Our last stream (with special guest Abbey) was on New Year’s Day, so we decided to ham it up as our theme and use it as our muse.
For our first writing exercise, we started off with a vote for the chat to pick which New Year’s topic we should write about (“a New Year’s Eve party” won), and we got a randomly-generated sentence to begin it with.
It was probably the hardest opening sentence we’ve had yet, but I’m happy with where it ended up. You can read what we wrote here: (the bold sentence is the randomly-generated sentence we had to start with)
A purple pig and a green donkey flew a kite in the middle of the night and ended up sunburnt. They didn’t usually venture out of the safety of their farm, but since it was New Year’s Eve 2027, they decided to make an exception.
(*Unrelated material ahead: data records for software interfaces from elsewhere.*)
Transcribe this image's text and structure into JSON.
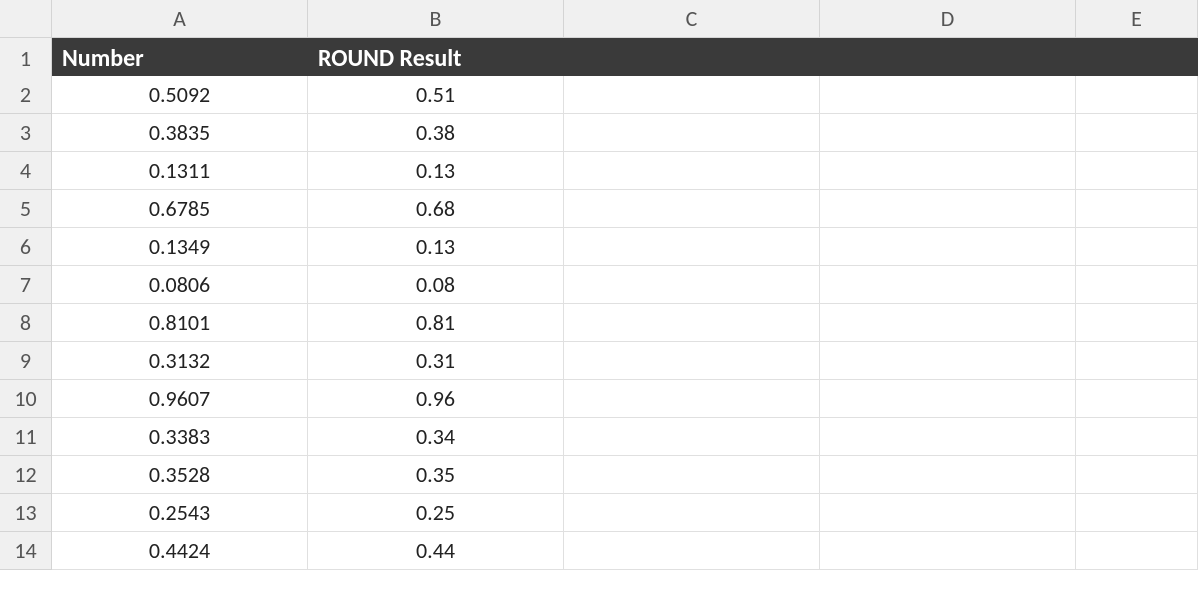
{
  "columns": [
    "A",
    "B",
    "C",
    "D",
    "E"
  ],
  "row_numbers": [
    1,
    2,
    3,
    4,
    5,
    6,
    7,
    8,
    9,
    10,
    11,
    12,
    13,
    14
  ],
  "header_row": {
    "A": "Number",
    "B": "ROUND Result",
    "C": "",
    "D": "",
    "E": ""
  },
  "data_rows": [
    {
      "A": "0.5092",
      "B": "0.51"
    },
    {
      "A": "0.3835",
      "B": "0.38"
    },
    {
      "A": "0.1311",
      "B": "0.13"
    },
    {
      "A": "0.6785",
      "B": "0.68"
    },
    {
      "A": "0.1349",
      "B": "0.13"
    },
    {
      "A": "0.0806",
      "B": "0.08"
    },
    {
      "A": "0.8101",
      "B": "0.81"
    },
    {
      "A": "0.3132",
      "B": "0.31"
    },
    {
      "A": "0.9607",
      "B": "0.96"
    },
    {
      "A": "0.3383",
      "B": "0.34"
    },
    {
      "A": "0.3528",
      "B": "0.35"
    },
    {
      "A": "0.2543",
      "B": "0.25"
    },
    {
      "A": "0.4424",
      "B": "0.44"
    }
  ]
}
The two of them walked to the nearby beach with the kite that pig had found earlier at Dollar General. It had taken him half an hour of snuffling through the piles of merchandise spilled on the floor everywhere, but it was worth it. The kit was bigger than either him or Donkey, and it was shaped like a massive silver triangle.
“I don’t think I can run fast enough to get this into the sky, Donkey,” Pig said. He waddled his fat little body along the sand, struggling to jump over the humans who were lying about.
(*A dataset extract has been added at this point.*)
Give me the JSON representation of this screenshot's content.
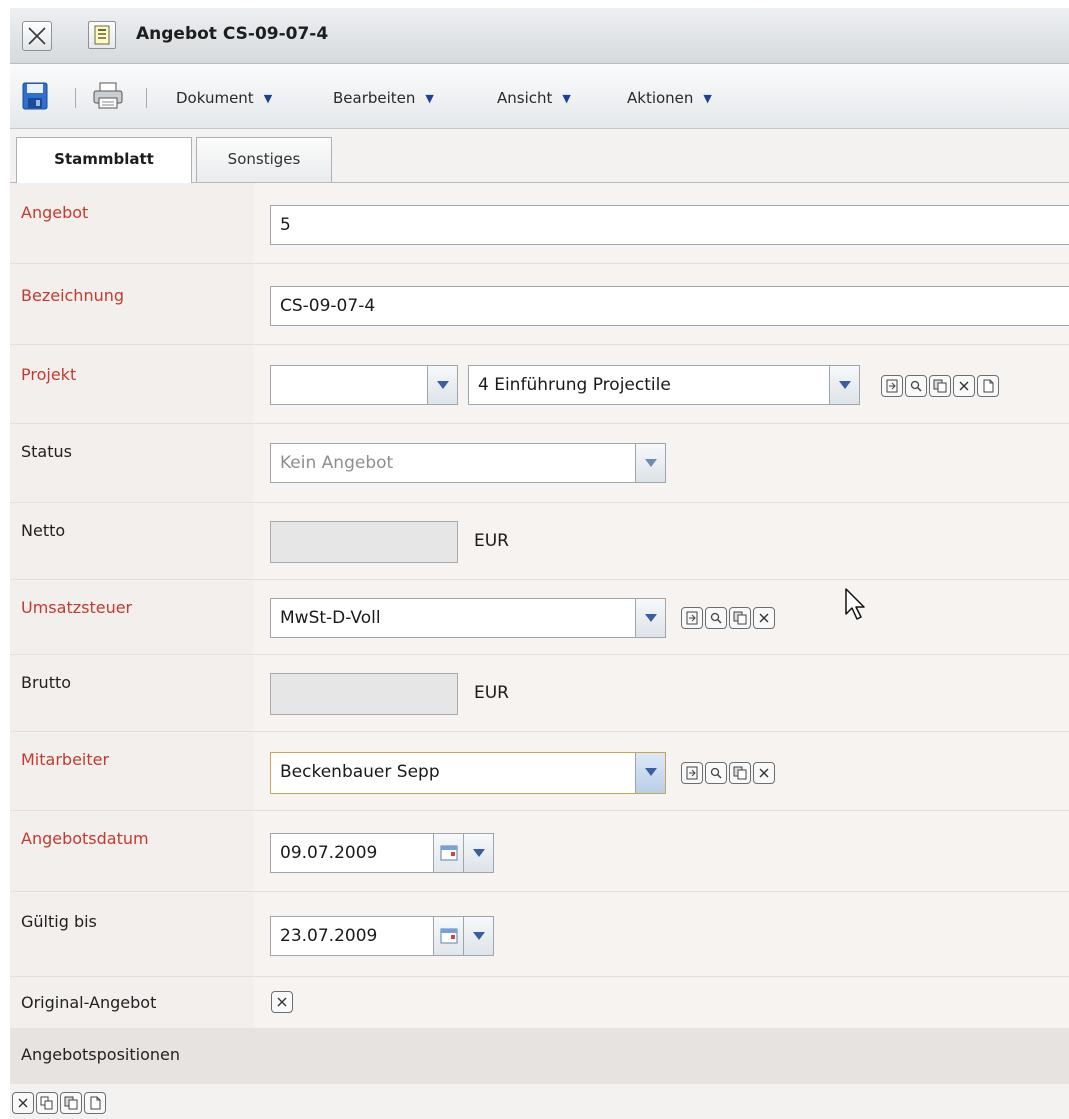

“Don’t worry about it,” Donkey said. “Here, tie the end to my tail.”
Donkey laid down on the sand and Pig tied the kite string in a nice little bow on the top of Donkey’s tail. When it was nice and tight, he gave Donkey a slap on the behind to get him trotting.
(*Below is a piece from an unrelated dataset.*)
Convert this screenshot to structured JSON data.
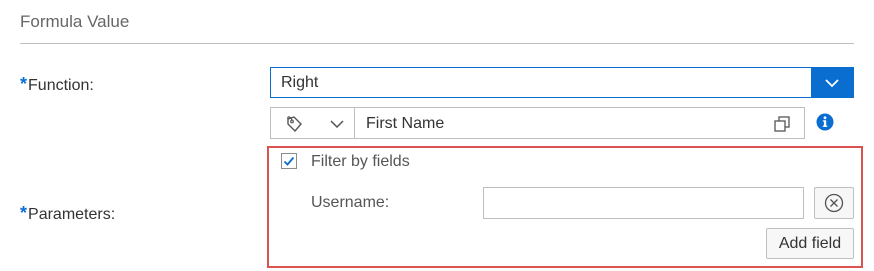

“Here we go!” Donkey brayed to the night sky. He galloped faster and faster, kicking up sand behind him as Pig cheered and the kite rose higher into the sky. The stars and moon reflected off the metallic plastic, making it look like a shoddy homemade U.F.O. soaring through the air.
Pig grunted out blissful oink after oink, watching Donkey run in circles, leaping over battered umbrellas and rusted beach chairs. The tide came in an out, bringing with it yellow crabs the size of microwaves that glanced at Donkey, clacked their claws in disapproval, and scuttled away.
It was the best New Year’s Eve that Pig had had in a long time. Probably ever since that one year when Farmer Tom went missing.
But it had to come to an end. The sun peeked above the horizon, bringing with it a searing heat. No o-zone layer meant no protection from its deadly UV rays. As soon as the orange and red started bleeding into the black night sky, Pig felt his skin start to burn.
“Donkey!” he called. “We have to go now.”
“All right.” Donkey slowed and the kite withered down to the sand. “But maybe we can do this again next year?”
“Of course,” Pig said. “It’s a New Year’s tradition.”
The two friends walked along the beach back toward the safety of their hydroponic farm near the shore. Holes carved in the sides allowed them easy access, and the metal protected them from the sun.
Along the ground behind them, Donkey dragged the kite. On it were the words: “Happy New Year 2025! Let’s Celebrate the Nu-Clear New Year!”
Hooray for post-apocalyptic New Year’s parties!
It may not be exactly what you’d imagine when you think “New Year’s Eve party,” but I think we did a good job with the opening sentence we were given.
In fact, this exercise showed off how important it is to just get something written down. When we were starting out, we had no idea how the story was going to end up tying together odd-colored animals, kites, sunburns, and New Year’s. It wasn’t until about halfway through that the post-nuclear-apocalypse idea came out of practically nowhere, and then we played up the idea more in the second draft by adding details and chopping things that didn’t make sense anymore.
Editing is such an important part of the writing process, and it’s not given nearly enough credit. If you have something you want to write, then just do it! Get something down on the page and don’t worry at all about it being perfect. If even a story about rainbow-colored animals flying kites and getting sunburns on New Years can be brought together somewhat cohesively through editing, than anything you write certainly can too.
After that we moved on to the writing prompt, and the chat voted on this one by gameon123321: “A dragon kidnaps a prince by mistake.”
Of course since it was New Year’s we had to put a holiday twist on it. Being forced to do so really added a whole new dimension to the story, and I’m really happy with how it turned out, especially thanks to some great suggestions by chat.
If you want to join us and help write a story by trolling in chat, or share your own writing for feedback, then we’d love to have you. We stream on Twitch every Sunday, Tuesday, and Thursday at 7:30pm-9:30pm (U.S. Eastern Standard Time).
And you missed the stream, you can still watch it here on rerun until Twitch deletes it.
Hope to see you next time, friend!
Featured image: Pinterest